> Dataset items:
--
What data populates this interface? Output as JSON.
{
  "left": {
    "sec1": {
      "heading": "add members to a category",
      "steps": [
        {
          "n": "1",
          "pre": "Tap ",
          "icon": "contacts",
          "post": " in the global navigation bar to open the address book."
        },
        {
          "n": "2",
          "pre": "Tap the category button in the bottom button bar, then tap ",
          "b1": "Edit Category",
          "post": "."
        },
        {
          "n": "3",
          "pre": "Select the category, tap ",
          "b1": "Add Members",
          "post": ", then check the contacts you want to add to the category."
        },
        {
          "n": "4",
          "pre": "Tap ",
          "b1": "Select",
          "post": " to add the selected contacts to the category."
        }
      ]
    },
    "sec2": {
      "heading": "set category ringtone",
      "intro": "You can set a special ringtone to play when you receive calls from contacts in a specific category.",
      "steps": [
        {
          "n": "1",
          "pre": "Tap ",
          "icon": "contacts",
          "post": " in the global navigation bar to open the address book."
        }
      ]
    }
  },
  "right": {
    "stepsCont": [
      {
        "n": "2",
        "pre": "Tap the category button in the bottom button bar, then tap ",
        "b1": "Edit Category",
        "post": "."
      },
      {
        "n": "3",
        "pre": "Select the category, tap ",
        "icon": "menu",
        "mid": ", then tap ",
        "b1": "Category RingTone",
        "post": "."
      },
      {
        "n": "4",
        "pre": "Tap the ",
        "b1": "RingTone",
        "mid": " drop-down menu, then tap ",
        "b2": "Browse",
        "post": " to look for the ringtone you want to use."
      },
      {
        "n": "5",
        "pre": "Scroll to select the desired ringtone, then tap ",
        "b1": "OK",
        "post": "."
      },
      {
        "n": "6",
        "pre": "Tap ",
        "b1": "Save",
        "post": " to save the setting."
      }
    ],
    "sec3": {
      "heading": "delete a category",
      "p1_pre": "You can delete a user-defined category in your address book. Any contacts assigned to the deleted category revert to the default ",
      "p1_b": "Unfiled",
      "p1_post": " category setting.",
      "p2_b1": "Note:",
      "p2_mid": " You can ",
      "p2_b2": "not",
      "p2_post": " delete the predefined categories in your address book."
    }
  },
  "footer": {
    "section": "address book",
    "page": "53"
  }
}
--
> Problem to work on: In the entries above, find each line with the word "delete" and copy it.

> Solution for this task:
      "heading": "delete a category",
      "p1_pre": "You can delete a user-defined category in your address book. Any contacts assigned to the deleted category revert to the default ",
      "p2_post": " delete the predefined categories in your address book."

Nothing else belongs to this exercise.